§ Interface dataset entries:
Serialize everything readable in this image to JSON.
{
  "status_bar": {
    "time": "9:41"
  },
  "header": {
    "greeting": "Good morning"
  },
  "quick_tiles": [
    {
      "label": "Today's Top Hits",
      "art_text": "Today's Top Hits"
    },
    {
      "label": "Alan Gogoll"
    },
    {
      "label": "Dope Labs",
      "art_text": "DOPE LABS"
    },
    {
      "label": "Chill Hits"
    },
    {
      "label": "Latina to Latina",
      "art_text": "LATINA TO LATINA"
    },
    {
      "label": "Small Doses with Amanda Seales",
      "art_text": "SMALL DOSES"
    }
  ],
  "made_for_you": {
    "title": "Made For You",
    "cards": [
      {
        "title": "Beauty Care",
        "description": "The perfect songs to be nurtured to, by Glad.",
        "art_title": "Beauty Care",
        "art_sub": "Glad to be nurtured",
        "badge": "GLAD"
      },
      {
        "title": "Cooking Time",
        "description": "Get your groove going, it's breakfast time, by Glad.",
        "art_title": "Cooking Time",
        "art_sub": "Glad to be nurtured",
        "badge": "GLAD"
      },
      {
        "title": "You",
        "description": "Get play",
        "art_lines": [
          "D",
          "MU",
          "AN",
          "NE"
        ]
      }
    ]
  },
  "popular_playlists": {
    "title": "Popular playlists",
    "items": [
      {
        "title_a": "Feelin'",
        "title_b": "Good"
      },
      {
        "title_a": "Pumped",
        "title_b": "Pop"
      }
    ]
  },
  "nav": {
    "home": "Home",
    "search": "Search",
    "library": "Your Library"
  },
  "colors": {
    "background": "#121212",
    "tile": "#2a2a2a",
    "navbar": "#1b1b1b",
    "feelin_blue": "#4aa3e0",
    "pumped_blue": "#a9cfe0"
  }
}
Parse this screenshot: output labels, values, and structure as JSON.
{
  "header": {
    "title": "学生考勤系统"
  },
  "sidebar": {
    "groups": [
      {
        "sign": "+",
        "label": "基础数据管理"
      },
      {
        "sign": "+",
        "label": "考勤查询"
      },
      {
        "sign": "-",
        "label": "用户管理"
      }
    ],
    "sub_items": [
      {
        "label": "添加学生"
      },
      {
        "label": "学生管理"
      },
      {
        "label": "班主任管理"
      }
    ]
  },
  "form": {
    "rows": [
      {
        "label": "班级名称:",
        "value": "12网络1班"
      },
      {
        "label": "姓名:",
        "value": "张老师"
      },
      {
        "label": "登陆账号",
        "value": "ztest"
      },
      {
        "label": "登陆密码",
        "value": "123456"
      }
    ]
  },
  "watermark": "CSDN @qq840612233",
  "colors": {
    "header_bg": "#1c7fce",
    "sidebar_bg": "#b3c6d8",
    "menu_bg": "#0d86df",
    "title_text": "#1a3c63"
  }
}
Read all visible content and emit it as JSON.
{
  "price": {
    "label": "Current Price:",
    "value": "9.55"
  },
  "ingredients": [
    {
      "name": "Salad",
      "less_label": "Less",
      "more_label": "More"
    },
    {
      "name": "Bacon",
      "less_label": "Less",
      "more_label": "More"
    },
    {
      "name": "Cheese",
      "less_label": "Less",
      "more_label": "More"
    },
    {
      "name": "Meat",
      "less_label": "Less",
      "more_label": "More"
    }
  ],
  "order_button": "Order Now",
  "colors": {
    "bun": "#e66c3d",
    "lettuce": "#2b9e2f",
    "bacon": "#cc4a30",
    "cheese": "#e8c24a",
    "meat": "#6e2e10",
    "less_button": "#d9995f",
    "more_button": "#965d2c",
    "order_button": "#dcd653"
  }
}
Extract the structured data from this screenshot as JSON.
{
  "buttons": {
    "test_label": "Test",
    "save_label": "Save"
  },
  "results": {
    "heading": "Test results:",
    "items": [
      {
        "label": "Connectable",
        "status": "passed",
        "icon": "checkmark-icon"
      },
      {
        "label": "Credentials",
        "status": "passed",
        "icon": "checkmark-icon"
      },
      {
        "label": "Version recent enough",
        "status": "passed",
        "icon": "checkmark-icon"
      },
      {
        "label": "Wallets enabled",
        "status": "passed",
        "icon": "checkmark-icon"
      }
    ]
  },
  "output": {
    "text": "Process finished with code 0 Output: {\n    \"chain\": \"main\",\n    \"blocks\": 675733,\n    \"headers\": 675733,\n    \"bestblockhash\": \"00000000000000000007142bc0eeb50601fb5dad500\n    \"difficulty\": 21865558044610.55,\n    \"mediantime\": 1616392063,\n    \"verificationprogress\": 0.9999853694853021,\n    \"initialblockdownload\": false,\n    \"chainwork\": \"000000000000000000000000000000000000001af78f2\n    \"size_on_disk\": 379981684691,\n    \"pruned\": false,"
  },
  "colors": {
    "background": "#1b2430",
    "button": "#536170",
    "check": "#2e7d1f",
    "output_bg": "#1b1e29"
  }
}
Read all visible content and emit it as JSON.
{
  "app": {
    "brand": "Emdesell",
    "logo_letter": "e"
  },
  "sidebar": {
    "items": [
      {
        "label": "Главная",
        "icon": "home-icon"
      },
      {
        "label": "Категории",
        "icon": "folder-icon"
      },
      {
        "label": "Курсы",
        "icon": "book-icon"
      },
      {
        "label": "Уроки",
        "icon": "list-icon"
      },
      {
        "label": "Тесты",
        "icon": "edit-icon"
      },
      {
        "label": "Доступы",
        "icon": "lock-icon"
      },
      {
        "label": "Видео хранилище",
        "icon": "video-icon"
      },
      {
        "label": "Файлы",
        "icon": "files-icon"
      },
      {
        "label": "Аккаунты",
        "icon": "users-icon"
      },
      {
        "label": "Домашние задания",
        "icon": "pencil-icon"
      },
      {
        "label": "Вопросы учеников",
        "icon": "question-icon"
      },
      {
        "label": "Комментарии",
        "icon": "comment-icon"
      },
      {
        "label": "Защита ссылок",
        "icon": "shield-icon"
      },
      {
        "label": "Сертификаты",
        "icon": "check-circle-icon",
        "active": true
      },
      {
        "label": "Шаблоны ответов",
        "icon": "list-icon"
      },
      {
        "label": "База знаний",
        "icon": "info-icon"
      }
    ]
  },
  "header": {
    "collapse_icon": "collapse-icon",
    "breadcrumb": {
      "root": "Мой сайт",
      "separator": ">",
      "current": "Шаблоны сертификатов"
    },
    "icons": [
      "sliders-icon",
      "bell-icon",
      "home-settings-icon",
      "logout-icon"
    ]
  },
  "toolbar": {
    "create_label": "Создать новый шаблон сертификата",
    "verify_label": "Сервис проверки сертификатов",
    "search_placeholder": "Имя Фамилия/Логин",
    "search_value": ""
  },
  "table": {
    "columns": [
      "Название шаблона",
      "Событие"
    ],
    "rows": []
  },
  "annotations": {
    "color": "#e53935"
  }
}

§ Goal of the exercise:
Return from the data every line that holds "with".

§ Response to the exercise:
      "label": "Small Doses with Amanda Seales",
    "text": "Process finished with code 0 Output: {\n    \"chain\": \"main\",\n    \"blocks\": 675733,\n    \"headers\": 675733,\n    \"bestblockhash\": \"00000000000000000007142bc0eeb50601fb5dad500\n    \"difficulty\": 21865558044610.55,\n    \"mediantime\": 1616392063,\n    \"verificationprogress\": 0.9999853694853021,\n    \"initialblockdownload\": false,\n    \"chainwork\": \"000000000000000000000000000000000000001af78f2\n    \"size_on_disk\": 379981684691,\n    \"pruned\": false,"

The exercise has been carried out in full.